Output each record exactly. Leave none out.

---------- RECORDS

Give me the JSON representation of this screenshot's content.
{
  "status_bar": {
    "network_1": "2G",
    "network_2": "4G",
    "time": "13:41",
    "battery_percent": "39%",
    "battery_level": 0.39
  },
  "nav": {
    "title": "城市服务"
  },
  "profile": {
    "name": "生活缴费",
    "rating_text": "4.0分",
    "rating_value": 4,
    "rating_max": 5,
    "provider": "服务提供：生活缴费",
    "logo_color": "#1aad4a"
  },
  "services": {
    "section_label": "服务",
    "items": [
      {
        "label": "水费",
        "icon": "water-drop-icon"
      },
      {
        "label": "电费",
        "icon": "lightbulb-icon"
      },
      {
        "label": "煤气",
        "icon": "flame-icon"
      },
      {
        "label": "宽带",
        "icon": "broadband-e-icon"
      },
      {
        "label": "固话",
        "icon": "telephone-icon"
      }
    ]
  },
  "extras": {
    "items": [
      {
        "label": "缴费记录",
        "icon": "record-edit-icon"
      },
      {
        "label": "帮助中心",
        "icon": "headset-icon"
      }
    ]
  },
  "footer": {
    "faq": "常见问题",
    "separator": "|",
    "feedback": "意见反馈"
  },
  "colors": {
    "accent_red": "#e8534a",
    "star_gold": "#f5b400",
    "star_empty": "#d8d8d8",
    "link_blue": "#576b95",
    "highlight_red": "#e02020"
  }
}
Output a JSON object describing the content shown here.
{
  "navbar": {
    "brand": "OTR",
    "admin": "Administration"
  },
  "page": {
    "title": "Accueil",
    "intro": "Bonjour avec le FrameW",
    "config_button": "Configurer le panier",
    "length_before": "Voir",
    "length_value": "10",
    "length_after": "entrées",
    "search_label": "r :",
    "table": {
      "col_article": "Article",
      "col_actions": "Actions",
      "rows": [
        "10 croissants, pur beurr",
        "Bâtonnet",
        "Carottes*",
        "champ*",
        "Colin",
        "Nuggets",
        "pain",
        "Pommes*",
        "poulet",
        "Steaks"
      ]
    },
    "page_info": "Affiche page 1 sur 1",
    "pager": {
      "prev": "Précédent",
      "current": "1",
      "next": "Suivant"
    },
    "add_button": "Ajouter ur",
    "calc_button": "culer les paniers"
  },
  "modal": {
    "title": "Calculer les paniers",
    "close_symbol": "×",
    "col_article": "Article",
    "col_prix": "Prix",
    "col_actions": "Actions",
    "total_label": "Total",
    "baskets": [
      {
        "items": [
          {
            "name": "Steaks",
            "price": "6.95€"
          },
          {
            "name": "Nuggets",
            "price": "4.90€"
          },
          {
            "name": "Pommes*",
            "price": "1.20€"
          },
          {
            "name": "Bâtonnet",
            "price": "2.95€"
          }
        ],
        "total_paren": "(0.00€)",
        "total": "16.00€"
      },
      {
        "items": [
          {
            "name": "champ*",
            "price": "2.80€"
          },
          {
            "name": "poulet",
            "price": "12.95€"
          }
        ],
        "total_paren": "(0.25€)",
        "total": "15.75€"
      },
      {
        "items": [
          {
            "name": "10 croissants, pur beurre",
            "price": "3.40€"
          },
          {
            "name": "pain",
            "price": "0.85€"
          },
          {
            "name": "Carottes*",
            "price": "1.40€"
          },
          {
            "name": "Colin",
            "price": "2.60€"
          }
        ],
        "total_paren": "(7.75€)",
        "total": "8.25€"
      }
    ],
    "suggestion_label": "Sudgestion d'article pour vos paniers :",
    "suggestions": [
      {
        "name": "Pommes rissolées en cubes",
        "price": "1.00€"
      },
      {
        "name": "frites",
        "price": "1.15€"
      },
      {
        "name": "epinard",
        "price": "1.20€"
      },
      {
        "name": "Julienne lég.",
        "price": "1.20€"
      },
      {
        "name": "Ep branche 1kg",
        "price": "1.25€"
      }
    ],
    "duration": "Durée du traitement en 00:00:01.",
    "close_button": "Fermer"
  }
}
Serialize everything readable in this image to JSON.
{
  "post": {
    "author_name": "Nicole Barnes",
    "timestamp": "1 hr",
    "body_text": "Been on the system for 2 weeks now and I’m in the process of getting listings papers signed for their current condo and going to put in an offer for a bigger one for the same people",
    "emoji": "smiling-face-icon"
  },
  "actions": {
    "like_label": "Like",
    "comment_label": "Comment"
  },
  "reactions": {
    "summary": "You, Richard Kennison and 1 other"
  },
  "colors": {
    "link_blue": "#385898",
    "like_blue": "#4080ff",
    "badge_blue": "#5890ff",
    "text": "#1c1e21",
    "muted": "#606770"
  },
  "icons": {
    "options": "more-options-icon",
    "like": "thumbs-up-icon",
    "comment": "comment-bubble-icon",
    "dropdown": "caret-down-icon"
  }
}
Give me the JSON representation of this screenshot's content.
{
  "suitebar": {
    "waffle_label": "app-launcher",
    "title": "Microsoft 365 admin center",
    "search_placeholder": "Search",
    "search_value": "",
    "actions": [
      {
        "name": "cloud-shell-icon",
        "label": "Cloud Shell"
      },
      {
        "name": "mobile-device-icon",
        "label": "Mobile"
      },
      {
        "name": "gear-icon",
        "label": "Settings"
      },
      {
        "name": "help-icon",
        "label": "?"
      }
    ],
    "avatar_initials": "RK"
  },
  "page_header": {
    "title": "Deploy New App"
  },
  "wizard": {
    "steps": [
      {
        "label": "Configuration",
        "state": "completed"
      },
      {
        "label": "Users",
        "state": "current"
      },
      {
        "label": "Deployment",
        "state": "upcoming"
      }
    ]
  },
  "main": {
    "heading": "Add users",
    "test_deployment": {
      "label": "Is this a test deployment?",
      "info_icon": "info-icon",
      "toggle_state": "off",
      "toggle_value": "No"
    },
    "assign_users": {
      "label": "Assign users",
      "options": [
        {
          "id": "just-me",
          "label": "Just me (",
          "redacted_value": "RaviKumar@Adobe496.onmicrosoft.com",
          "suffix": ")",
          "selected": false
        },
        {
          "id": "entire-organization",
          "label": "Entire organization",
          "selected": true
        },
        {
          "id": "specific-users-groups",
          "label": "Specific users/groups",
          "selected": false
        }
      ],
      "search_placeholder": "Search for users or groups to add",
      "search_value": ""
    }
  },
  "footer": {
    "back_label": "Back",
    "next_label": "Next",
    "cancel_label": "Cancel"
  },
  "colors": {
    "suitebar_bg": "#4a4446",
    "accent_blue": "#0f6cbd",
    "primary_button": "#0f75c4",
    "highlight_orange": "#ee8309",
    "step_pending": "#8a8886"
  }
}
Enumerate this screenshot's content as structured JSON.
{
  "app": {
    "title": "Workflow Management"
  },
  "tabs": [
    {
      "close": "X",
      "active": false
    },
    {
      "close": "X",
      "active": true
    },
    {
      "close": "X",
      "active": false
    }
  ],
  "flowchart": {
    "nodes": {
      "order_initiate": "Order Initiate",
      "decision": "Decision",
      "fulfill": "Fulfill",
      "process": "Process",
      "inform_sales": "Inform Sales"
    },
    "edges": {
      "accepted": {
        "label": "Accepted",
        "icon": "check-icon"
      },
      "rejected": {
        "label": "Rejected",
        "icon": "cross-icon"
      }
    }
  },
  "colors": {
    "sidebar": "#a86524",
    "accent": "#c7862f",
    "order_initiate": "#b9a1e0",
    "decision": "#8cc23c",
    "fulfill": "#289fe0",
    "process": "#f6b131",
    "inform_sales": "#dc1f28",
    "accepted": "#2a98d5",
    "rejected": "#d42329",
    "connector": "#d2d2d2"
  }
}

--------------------

_RESPONSE TO THIS EXERCISE_
Give me the JSON representation of this screenshot's content.
{
  "status_bar": {
    "network_1": "2G",
    "network_2": "4G",
    "time": "13:41",
    "battery_percent": "39%",
    "battery_level": 0.39
  },
  "nav": {
    "title": "城市服务"
  },
  "profile": {
    "name": "生活缴费",
    "rating_text": "4.0分",
    "rating_value": 4,
    "rating_max": 5,
    "provider": "服务提供：生活缴费",
    "logo_color": "#1aad4a"
  },
  "services": {
    "section_label": "服务",
    "items": [
      {
        "label": "水费",
        "icon": "water-drop-icon"
      },
      {
        "label": "电费",
        "icon": "lightbulb-icon"
      },
      {
        "label": "煤气",
        "icon": "flame-icon"
      },
      {
        "label": "宽带",
        "icon": "broadband-e-icon"
      },
      {
        "label": "固话",
        "icon": "telephone-icon"
      }
    ]
  },
  "extras": {
    "items": [
      {
        "label": "缴费记录",
        "icon": "record-edit-icon"
      },
      {
        "label": "帮助中心",
        "icon": "headset-icon"
      }
    ]
  },
  "footer": {
    "faq": "常见问题",
    "separator": "|",
    "feedback": "意见反馈"
  },
  "colors": {
    "accent_red": "#e8534a",
    "star_gold": "#f5b400",
    "star_empty": "#d8d8d8",
    "link_blue": "#576b95",
    "highlight_red": "#e02020"
  }
}
Output a JSON object describing the content shown here.
{
  "navbar": {
    "brand": "OTR",
    "admin": "Administration"
  },
  "page": {
    "title": "Accueil",
    "intro": "Bonjour avec le FrameW",
    "config_button": "Configurer le panier",
    "length_before": "Voir",
    "length_value": "10",
    "length_after": "entrées",
    "search_label": "r :",
    "table": {
      "col_article": "Article",
      "col_actions": "Actions",
      "rows": [
        "10 croissants, pur beurr",
        "Bâtonnet",
        "Carottes*",
        "champ*",
        "Colin",
        "Nuggets",
        "pain",
        "Pommes*",
        "poulet",
        "Steaks"
      ]
    },
    "page_info": "Affiche page 1 sur 1",
    "pager": {
      "prev": "Précédent",
      "current": "1",
      "next": "Suivant"
    },
    "add_button": "Ajouter ur",
    "calc_button": "culer les paniers"
  },
  "modal": {
    "title": "Calculer les paniers",
    "close_symbol": "×",
    "col_article": "Article",
    "col_prix": "Prix",
    "col_actions": "Actions",
    "total_label": "Total",
    "baskets": [
      {
        "items": [
          {
            "name": "Steaks",
            "price": "6.95€"
          },
          {
            "name": "Nuggets",
            "price": "4.90€"
          },
          {
            "name": "Pommes*",
            "price": "1.20€"
          },
          {
            "name": "Bâtonnet",
            "price": "2.95€"
          }
        ],
        "total_paren": "(0.00€)",
        "total": "16.00€"
      },
      {
        "items": [
          {
            "name": "champ*",
            "price": "2.80€"
          },
          {
            "name": "poulet",
            "price": "12.95€"
          }
        ],
        "total_paren": "(0.25€)",
        "total": "15.75€"
      },
      {
        "items": [
          {
            "name": "10 croissants, pur beurre",
            "price": "3.40€"
          },
          {
            "name": "pain",
            "price": "0.85€"
          },
          {
            "name": "Carottes*",
            "price": "1.40€"
          },
          {
            "name": "Colin",
            "price": "2.60€"
          }
        ],
        "total_paren": "(7.75€)",
        "total": "8.25€"
      }
    ],
    "suggestion_label": "Sudgestion d'article pour vos paniers :",
    "suggestions": [
      {
        "name": "Pommes rissolées en cubes",
        "price": "1.00€"
      },
      {
        "name": "frites",
        "price": "1.15€"
      },
      {
        "name": "epinard",
        "price": "1.20€"
      },
      {
        "name": "Julienne lég.",
        "price": "1.20€"
      },
      {
        "name": "Ep branche 1kg",
        "price": "1.25€"
      }
    ],
    "duration": "Durée du traitement en 00:00:01.",
    "close_button": "Fermer"
  }
}
Serialize everything readable in this image to JSON.
{
  "post": {
    "author_name": "Nicole Barnes",
    "timestamp": "1 hr",
    "body_text": "Been on the system for 2 weeks now and I’m in the process of getting listings papers signed for their current condo and going to put in an offer for a bigger one for the same people",
    "emoji": "smiling-face-icon"
  },
  "actions": {
    "like_label": "Like",
    "comment_label": "Comment"
  },
  "reactions": {
    "summary": "You, Richard Kennison and 1 other"
  },
  "colors": {
    "link_blue": "#385898",
    "like_blue": "#4080ff",
    "badge_blue": "#5890ff",
    "text": "#1c1e21",
    "muted": "#606770"
  },
  "icons": {
    "options": "more-options-icon",
    "like": "thumbs-up-icon",
    "comment": "comment-bubble-icon",
    "dropdown": "caret-down-icon"
  }
}
Give me the JSON representation of this screenshot's content.
{
  "suitebar": {
    "waffle_label": "app-launcher",
    "title": "Microsoft 365 admin center",
    "search_placeholder": "Search",
    "search_value": "",
    "actions": [
      {
        "name": "cloud-shell-icon",
        "label": "Cloud Shell"
      },
      {
        "name": "mobile-device-icon",
        "label": "Mobile"
      },
      {
        "name": "gear-icon",
        "label": "Settings"
      },
      {
        "name": "help-icon",
        "label": "?"
      }
    ],
    "avatar_initials": "RK"
  },
  "page_header": {
    "title": "Deploy New App"
  },
  "wizard": {
    "steps": [
      {
        "label": "Configuration",
        "state": "completed"
      },
      {
        "label": "Users",
        "state": "current"
      },
      {
        "label": "Deployment",
        "state": "upcoming"
      }
    ]
  },
  "main": {
    "heading": "Add users",
    "test_deployment": {
      "label": "Is this a test deployment?",
      "info_icon": "info-icon",
      "toggle_state": "off",
      "toggle_value": "No"
    },
    "assign_users": {
      "label": "Assign users",
      "options": [
        {
          "id": "just-me",
          "label": "Just me (",
          "redacted_value": "RaviKumar@Adobe496.onmicrosoft.com",
          "suffix": ")",
          "selected": false
        },
        {
          "id": "entire-organization",
          "label": "Entire organization",
          "selected": true
        },
        {
          "id": "specific-users-groups",
          "label": "Specific users/groups",
          "selected": false
        }
      ],
      "search_placeholder": "Search for users or groups to add",
      "search_value": ""
    }
  },
  "footer": {
    "back_label": "Back",
    "next_label": "Next",
    "cancel_label": "Cancel"
  },
  "colors": {
    "suitebar_bg": "#4a4446",
    "accent_blue": "#0f6cbd",
    "primary_button": "#0f75c4",
    "highlight_orange": "#ee8309",
    "step_pending": "#8a8886"
  }
}
Enumerate this screenshot's content as structured JSON.
{
  "app": {
    "title": "Workflow Management"
  },
  "tabs": [
    {
      "close": "X",
      "active": false
    },
    {
      "close": "X",
      "active": true
    },
    {
      "close": "X",
      "active": false
    }
  ],
  "flowchart": {
    "nodes": {
      "order_initiate": "Order Initiate",
      "decision": "Decision",
      "fulfill": "Fulfill",
      "process": "Process",
      "inform_sales": "Inform Sales"
    },
    "edges": {
      "accepted": {
        "label": "Accepted",
        "icon": "check-icon"
      },
      "rejected": {
        "label": "Rejected",
        "icon": "cross-icon"
      }
    }
  },
  "colors": {
    "sidebar": "#a86524",
    "accent": "#c7862f",
    "order_initiate": "#b9a1e0",
    "decision": "#8cc23c",
    "fulfill": "#289fe0",
    "process": "#f6b131",
    "inform_sales": "#dc1f28",
    "accepted": "#2a98d5",
    "rejected": "#d42329",
    "connector": "#d2d2d2"
  }
}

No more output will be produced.